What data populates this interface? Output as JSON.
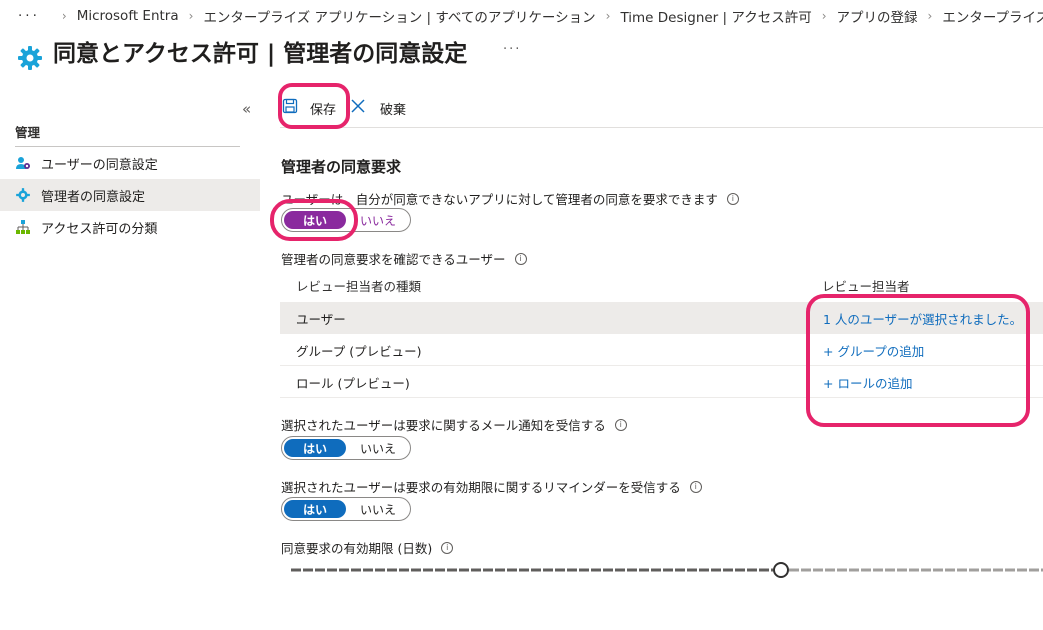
{
  "breadcrumb": {
    "more": "···",
    "items": [
      "Microsoft Entra",
      "エンタープライズ アプリケーション | すべてのアプリケーション",
      "Time Designer | アクセス許可",
      "アプリの登録",
      "エンタープライズ ア"
    ]
  },
  "header": {
    "title": "同意とアクセス許可 | 管理者の同意設定",
    "more": "···",
    "icon": "gear-icon"
  },
  "sidebar": {
    "collapse": "«",
    "section": "管理",
    "items": [
      {
        "label": "ユーザーの同意設定",
        "icon": "users-gear-icon",
        "active": false
      },
      {
        "label": "管理者の同意設定",
        "icon": "gear-icon",
        "active": true
      },
      {
        "label": "アクセス許可の分類",
        "icon": "hierarchy-icon",
        "active": false
      }
    ]
  },
  "toolbar": {
    "save": "保存",
    "discard": "破棄"
  },
  "main": {
    "heading": "管理者の同意要求",
    "request_label": "ユーザーは、自分が同意できないアプリに対して管理者の同意を要求できます",
    "request_toggle": {
      "on": "はい",
      "off": "いいえ",
      "value": "はい"
    },
    "reviewers_label": "管理者の同意要求を確認できるユーザー",
    "table": {
      "headers": [
        "レビュー担当者の種類",
        "レビュー担当者"
      ],
      "rows": [
        {
          "type": "ユーザー",
          "reviewer": "1 人のユーザーが選択されました。"
        },
        {
          "type": "グループ (プレビュー)",
          "reviewer": "+ グループの追加"
        },
        {
          "type": "ロール (プレビュー)",
          "reviewer": "+ ロールの追加"
        }
      ]
    },
    "email_label": "選択されたユーザーは要求に関するメール通知を受信する",
    "email_toggle": {
      "on": "はい",
      "off": "いいえ",
      "value": "はい"
    },
    "reminder_label": "選択されたユーザーは要求の有効期限に関するリマインダーを受信する",
    "reminder_toggle": {
      "on": "はい",
      "off": "いいえ",
      "value": "はい"
    },
    "expiry_label": "同意要求の有効期限 (日数)"
  },
  "colors": {
    "accent_purple": "#8a2a9e",
    "accent_blue": "#0f6cbd",
    "highlight": "#e6246b"
  }
}
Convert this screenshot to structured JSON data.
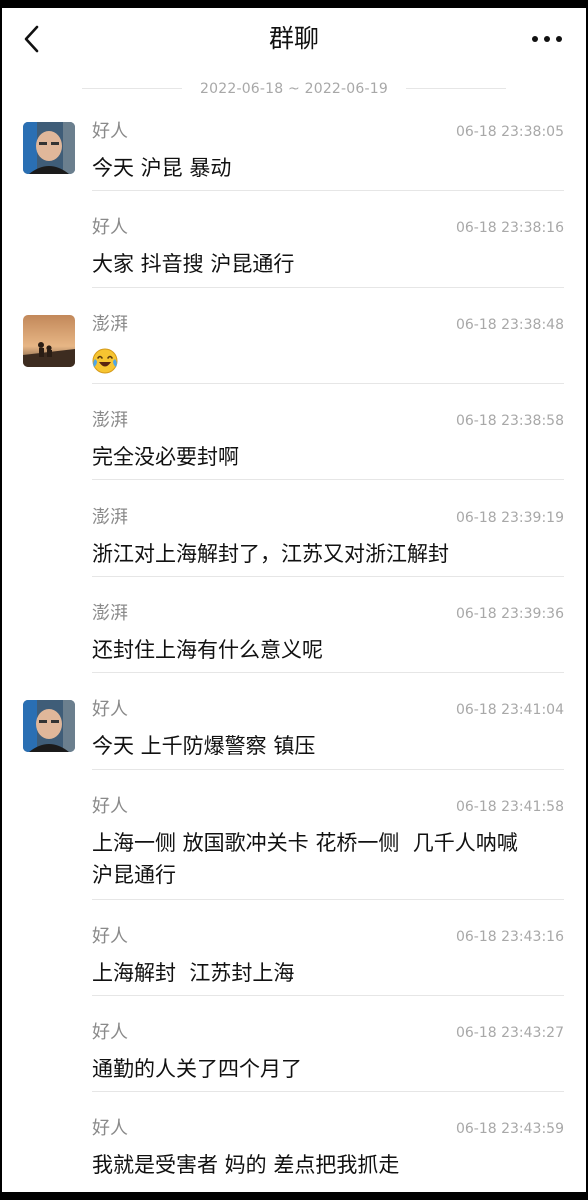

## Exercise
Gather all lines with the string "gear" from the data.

## Output for this task
    "icon": "gear-icon"
        "icon": "users-gear-icon",
        "icon": "gear-icon",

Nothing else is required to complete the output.